“BIG OLD TREE” property owner and Cleveland City Councilman Dale Hughes, left, receives a plaque from Cleveland Shade Tree Board chair Janice Cheek and Cleveland Mayor Tom Rowland. The owner of the property on which the “Big Old Tree” was located received $500 in prize money. Hughes announced he was donating $250 of his winnings to the tree board and $250 to Great Strides, which will benefit the Cystic Fibrosis Foundation. Banner photo, CHRISTY ARMSTRONG
slideshow
Under the shade of a “Big Old Tree,” the city of Cleveland held its annual Arbor Day celebration while honoring its status as a “Tree Trifecta” city in a front yard near a busy North Ocoee Street intersection Friday.

The Cleveland Shade Tree Board had held a contest to find the largest tree in Cleveland and promote the importance of giving trees the chance to grow. The winner was to be the location of the Arbor Day event where the city would also celebrate Cleveland being named a “Tree Trifecta” city.

State Rep. Kevin Brooks came up with the term for a city earning the three tree-related titles of “Tree City USA,” “Tree Line USA” and “Tree Campus USA” by the Arbor Day Foundation. The foundation recognized the city of Cleveland, Cleveland Utilities and Cleveland State Community College respectively with those honors.

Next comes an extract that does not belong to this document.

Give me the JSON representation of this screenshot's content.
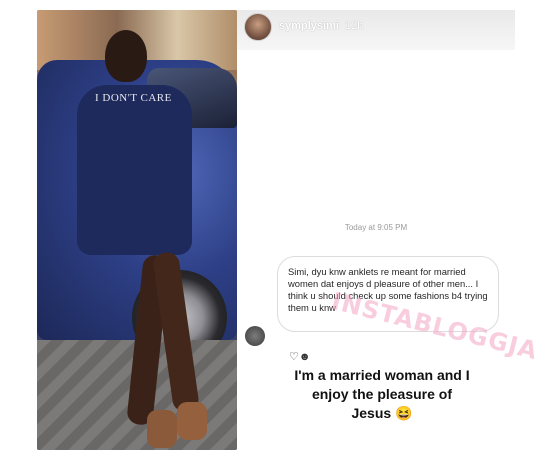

The winning tree stood at 3635 North Ocoee St., near the intersection of North Ocoee Street, Blythe Ferry Road and Ocoee Crossing, and in the front yard of City Councilman Dale Hughes. The largest tree out of 21 entries in the Shade Tree Board’s “Big Old Tree” contest was a 130-foot-tall red oak with a branch spread of 108 feet and a trunk circumference of about 19 feet.

Urban Forester Dan Hartman said he believed it had been planted in 1813, making it 200 years old.

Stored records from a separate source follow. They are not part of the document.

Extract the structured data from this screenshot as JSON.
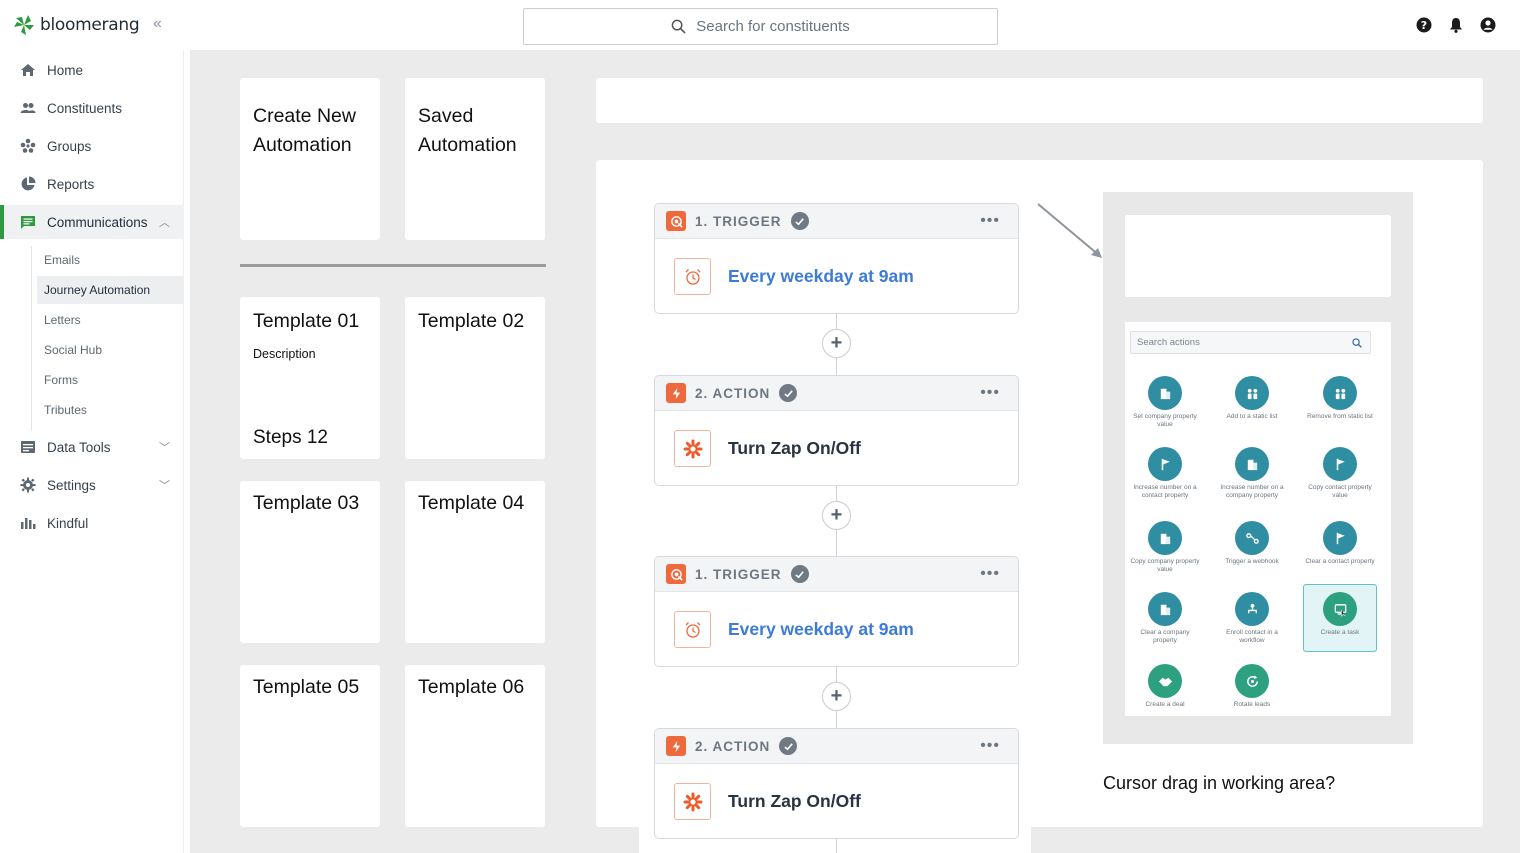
{
  "brand": {
    "name": "bloomerang",
    "accent": "#2e9a3f"
  },
  "header": {
    "search_placeholder": "Search for constituents",
    "icons": [
      "help-icon",
      "bell-icon",
      "user-icon"
    ]
  },
  "sidebar": {
    "items": [
      {
        "label": "Home",
        "icon": "home-icon"
      },
      {
        "label": "Constituents",
        "icon": "people-icon"
      },
      {
        "label": "Groups",
        "icon": "groups-icon"
      },
      {
        "label": "Reports",
        "icon": "pie-icon"
      },
      {
        "label": "Communications",
        "icon": "message-icon"
      },
      {
        "label": "Data Tools",
        "icon": "database-icon"
      },
      {
        "label": "Settings",
        "icon": "gear-icon"
      },
      {
        "label": "Kindful",
        "icon": "bars-icon"
      }
    ],
    "sub_items": [
      "Emails",
      "Journey Automation",
      "Letters",
      "Social Hub",
      "Forms",
      "Tributes"
    ]
  },
  "cards": {
    "create": "Create New Automation",
    "saved": "Saved Automation",
    "templates": [
      {
        "title": "Template 01",
        "description": "Description",
        "steps": "Steps 12"
      },
      {
        "title": "Template 02"
      },
      {
        "title": "Template 03"
      },
      {
        "title": "Template 04"
      },
      {
        "title": "Template 05"
      },
      {
        "title": "Template 06"
      }
    ]
  },
  "steps": [
    {
      "label": "1. TRIGGER",
      "text": "Every weekday at 9am",
      "kind": "trigger"
    },
    {
      "label": "2. ACTION",
      "text": "Turn Zap On/Off",
      "kind": "action"
    },
    {
      "label": "1. TRIGGER",
      "text": "Every weekday at 9am",
      "kind": "trigger"
    },
    {
      "label": "2. ACTION",
      "text": "Turn Zap On/Off",
      "kind": "action"
    }
  ],
  "picker": {
    "search_placeholder": "Search actions",
    "actions": [
      "Set company property value",
      "Add to a static list",
      "Remove from static list",
      "Increase number on a contact property",
      "Increase number on a company property",
      "Copy contact property value",
      "Copy company property value",
      "Trigger a webhook",
      "Clear a contact property",
      "Clear a company property",
      "Enroll contact in a workflow",
      "Create a task",
      "Create a deal",
      "Rotate leads"
    ],
    "selected": "Create a task"
  },
  "caption": "Cursor drag in working area?"
}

Shade tree board chair Janice Cheek said she was glad the tree just so happened to be along a street that gets a lot of traffic.

“I was so excited because it was a tree I’ve passed most every day,” Cheek said as she raised her voice to drown out the cars and motorcycles on the road behind her.

The board plans to place a banner in front of the tree so passersby can see the tree named the city’s largest.

As the owner of the property on which the “Big Old Tree” was located, City Councilman Dale Hughes accepted a plaque and a $500 prize from Cheek and Cleveland Mayor Tom Rowland.

Hughes said he was planning to donate $250 of the prize to the Shade Tree Board and $250 to Great Strides, an initiative of the Cystic Fibrosis Foundation to raise money for research about the disease.

The day before the event, John Thomason of ABC Tree Service said a crew from the company had removed broken limbs from the tree “as a service in advance of the ceremony.” 

Attendees of the Arbor Day event, including Cleveland City government officials, the Bradley County mayor, members of the Shade Tree Board and members of the general public, then turned their attention to the “Tree Trifecta” announcement.

Hartman said that, to his knowledge, Cleveland was one of only 16 cities to have met the requirements to be able to say they have “Tree Trifectas.” 

“That’s something we should be very proud of,” Hartman said.

Cleveland was awarded a new flag for this year’s “Tree City USA” title, which Rowland said will fly near the courthouse downtown.

The city of Cleveland holds an Arbor Day celebration each year, which is one of the requirements necessary to be named a “Tree City USA.”

Cheek said the shade tree board hopes to continue the “Big Old Tree” contest each year and that the locations for future Arbor Day celebrations will depend on future contest winners.